As you know, in Bolivia there will be a new round of elections on October 16. This time voters will elect judges for four judicial entities. These entities were created as well as adopted in the newest version of the Bolivian Constitution of 2009. The entities are The Supreme Court, the Constitutional Court, the Magistrate Council (a control institution) and the Agro-Environment Court. If you visit the newly refurbished website of the electoral organism, renamed Organo Electoral Plurinacional or Plurinational Electoral Organ, you can get all this information and more.Of course, you can also like the Facebook page of the elections. That way you can get updated more often.

The reason for my post is to call attention to a not so often seen development in Bolivian elections. Some people in the oposition (and please do not qutomatically equate oposition with Santa Cruz or the media luna), by this I mean people who are opposed to these elections, have engaged in the promotion of the spoiled vote as a form of a protest vote. A good example is this document which spells out how exactly one is to spoil the vote in order to protest against this kind of elections.
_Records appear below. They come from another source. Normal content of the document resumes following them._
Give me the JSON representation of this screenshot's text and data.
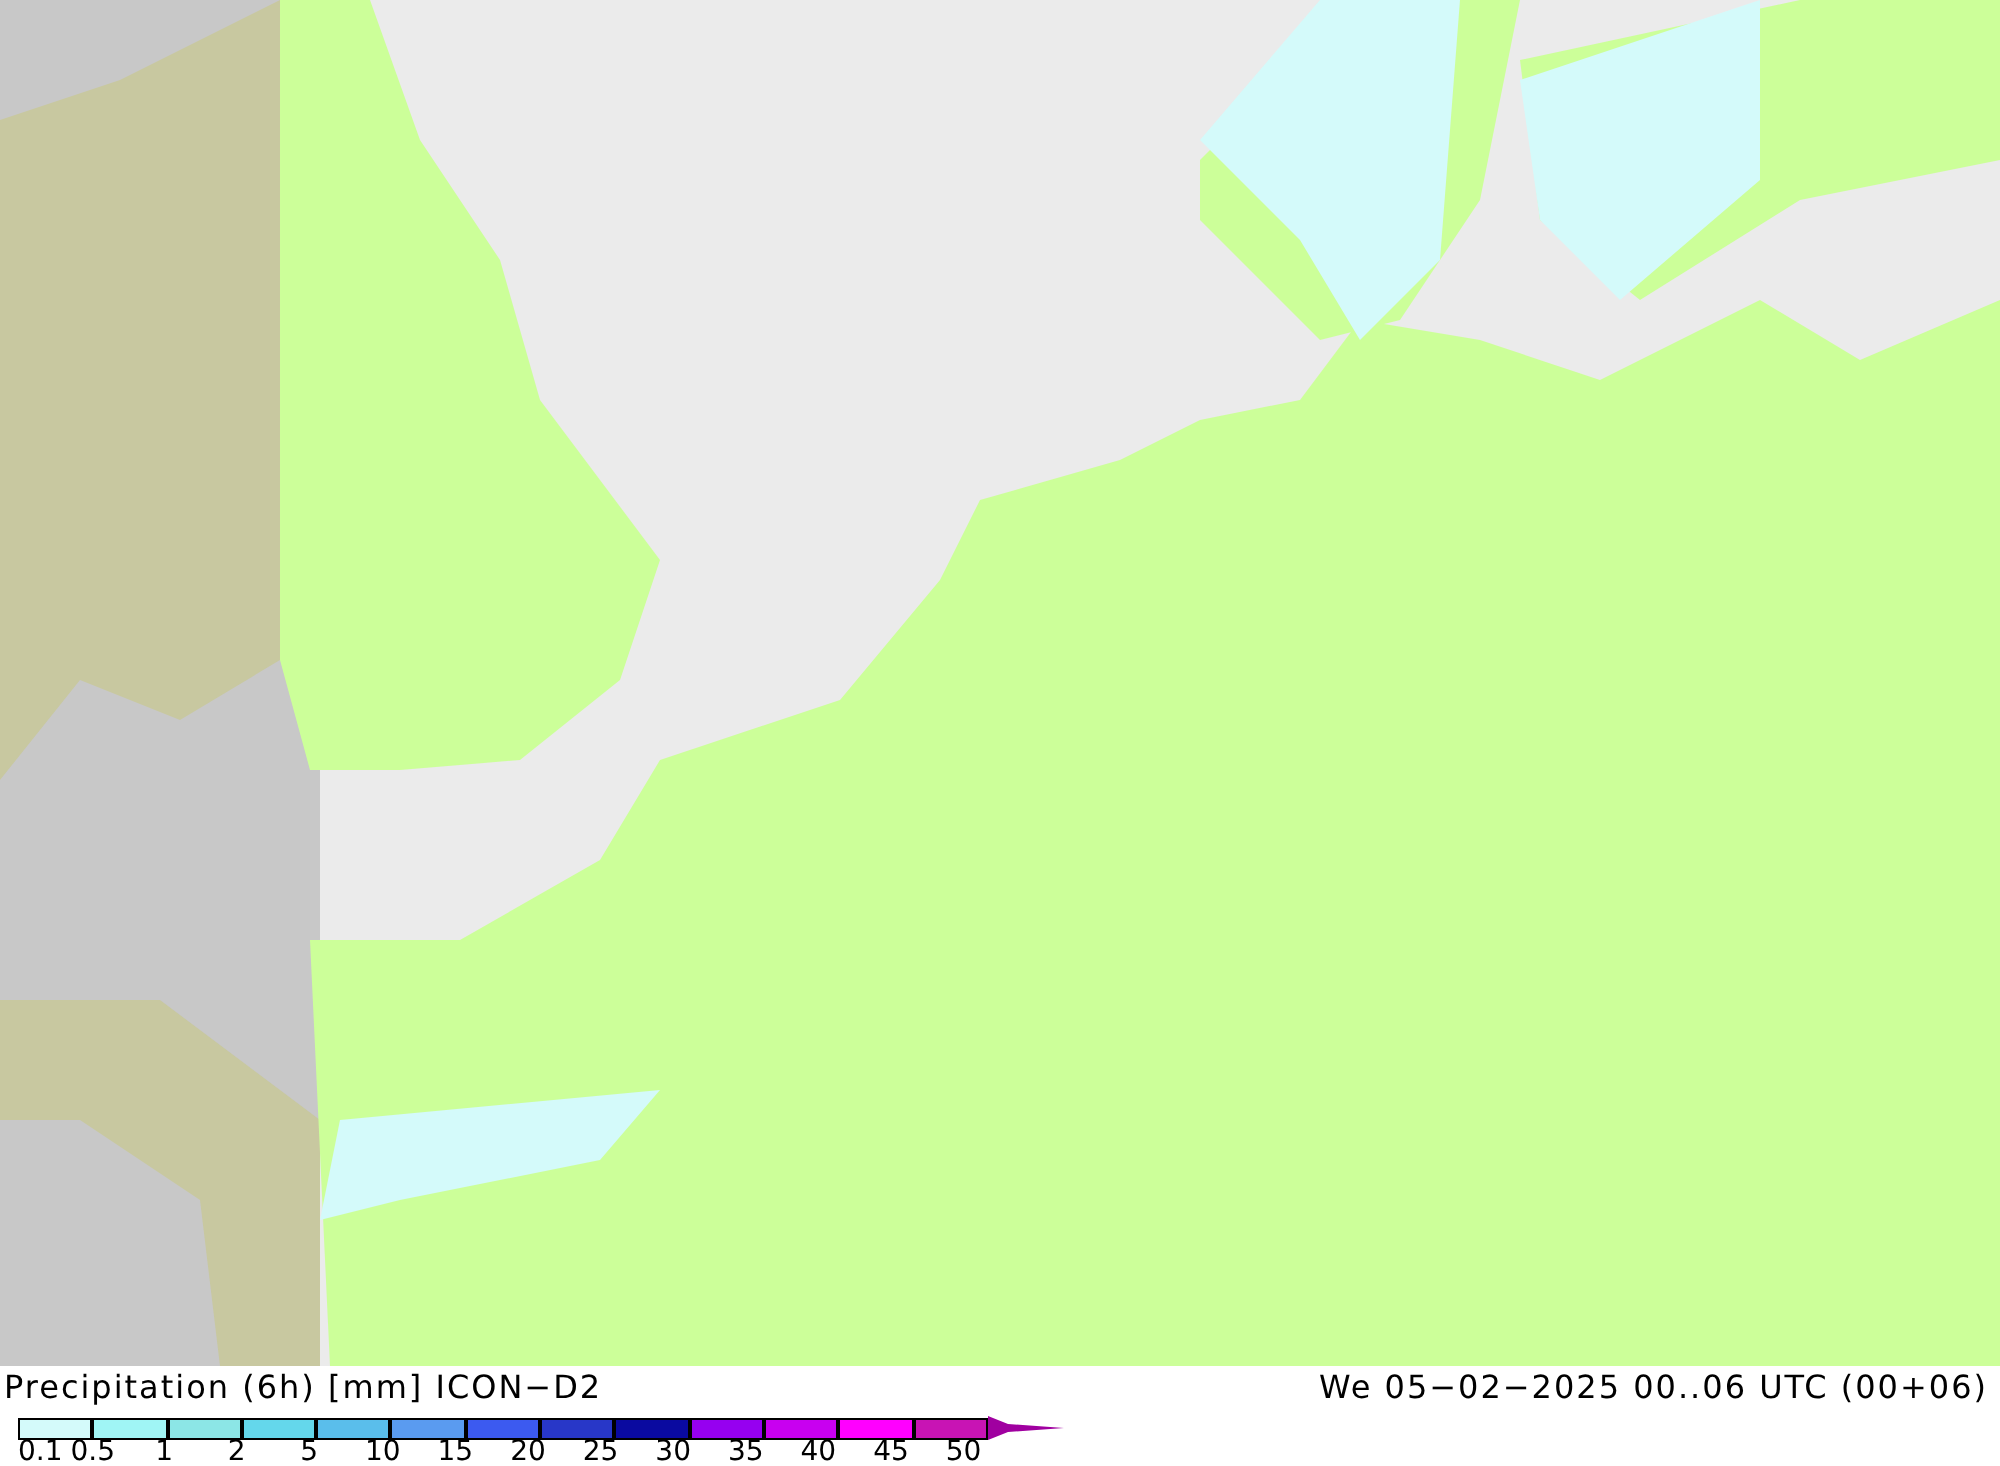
{
  "legend": {
    "title": "Precipitation (6h) [mm] ICON−D2",
    "valid_time": "We 05−02−2025 00..06 UTC (00+06)",
    "bins": [
      {
        "color": "#d4fafa"
      },
      {
        "color": "#a0f5f5"
      },
      {
        "color": "#8ce6e6"
      },
      {
        "color": "#64d7eb"
      },
      {
        "color": "#5abeeb"
      },
      {
        "color": "#5a9bf0"
      },
      {
        "color": "#3c5af0"
      },
      {
        "color": "#2837c8"
      },
      {
        "color": "#0a0aa0"
      },
      {
        "color": "#9600f0"
      },
      {
        "color": "#c800f0"
      },
      {
        "color": "#ff00ff"
      },
      {
        "color": "#c814b4"
      }
    ],
    "ticks": [
      "0.1",
      "0.5",
      "1",
      "2",
      "5",
      "10",
      "15",
      "20",
      "25",
      "30",
      "35",
      "40",
      "45",
      "50"
    ],
    "overflow": {
      "color": "#a000a0"
    }
  }
}
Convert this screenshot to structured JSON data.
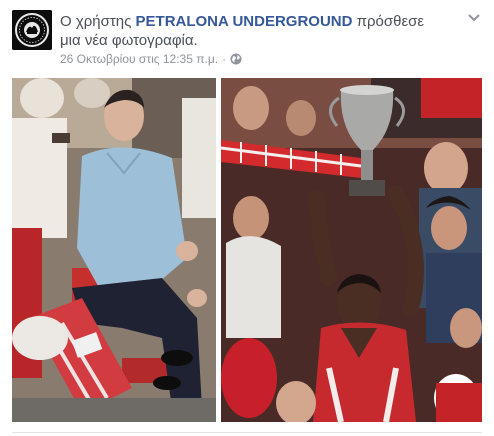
{
  "post": {
    "headline_prefix": "Ο χρήστης",
    "author": "PETRALONA UNDERGROUND",
    "action": "πρόσθεσε μια νέα φωτογραφία.",
    "timestamp": "26 Οκτωβρίου στις 12:35 π.μ.",
    "separator": "·",
    "privacy_icon": "globe-icon",
    "options_icon": "chevron-down-icon",
    "avatar_icon": "page-logo-icon",
    "link_color": "#365899",
    "meta_color": "#90949c"
  },
  "photos": [
    {
      "name": "photo-left",
      "subject": "man in blue shirt seated in stands"
    },
    {
      "name": "photo-right",
      "subject": "player raising trophy among fans"
    }
  ]
}
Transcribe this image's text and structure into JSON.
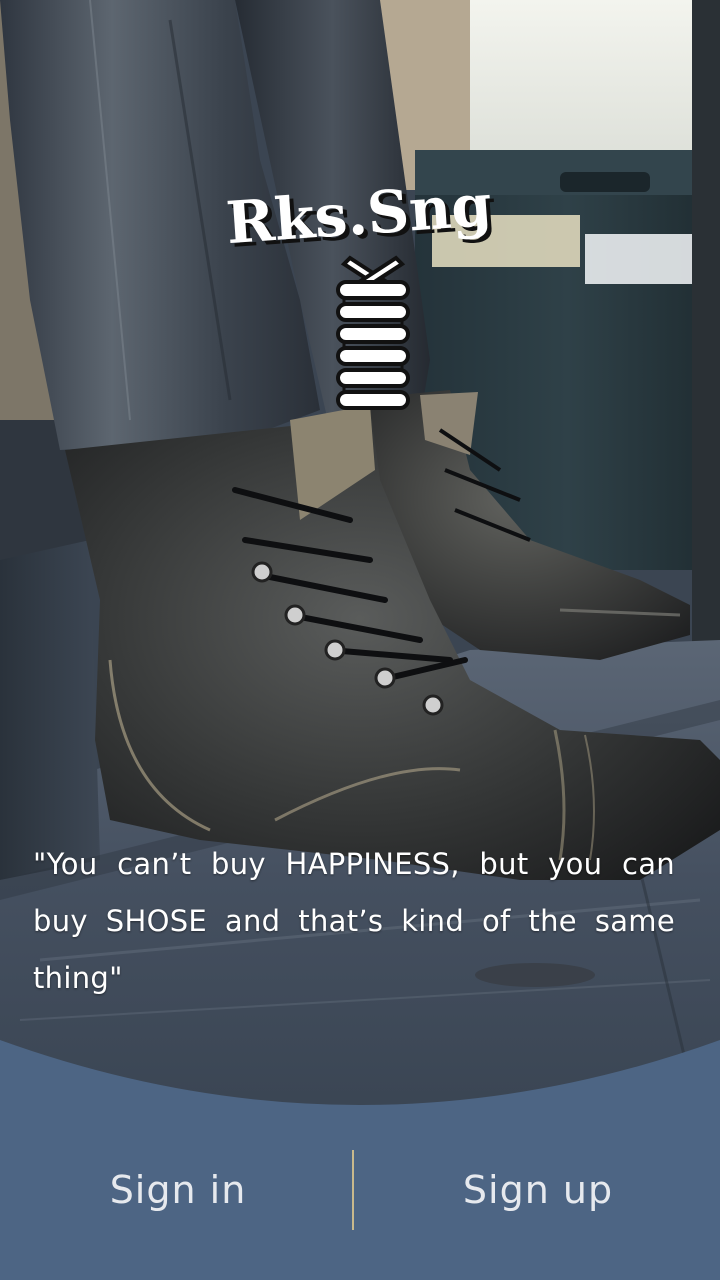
{
  "brand": {
    "name": "Rks.Sng",
    "logo_icon": "shoelace-icon"
  },
  "quote": {
    "text": "\"You can’t buy HAPPINESS, but you can buy  SHOSE and that’s kind of the same thing\""
  },
  "auth": {
    "sign_in_label": "Sign in",
    "sign_up_label": "Sign up"
  },
  "colors": {
    "panel": "#4d6584",
    "divider": "#c9b98c",
    "text": "#e6e9ee"
  }
}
Cheers!

Updates: As I find info I post it here.


Here is a critical text.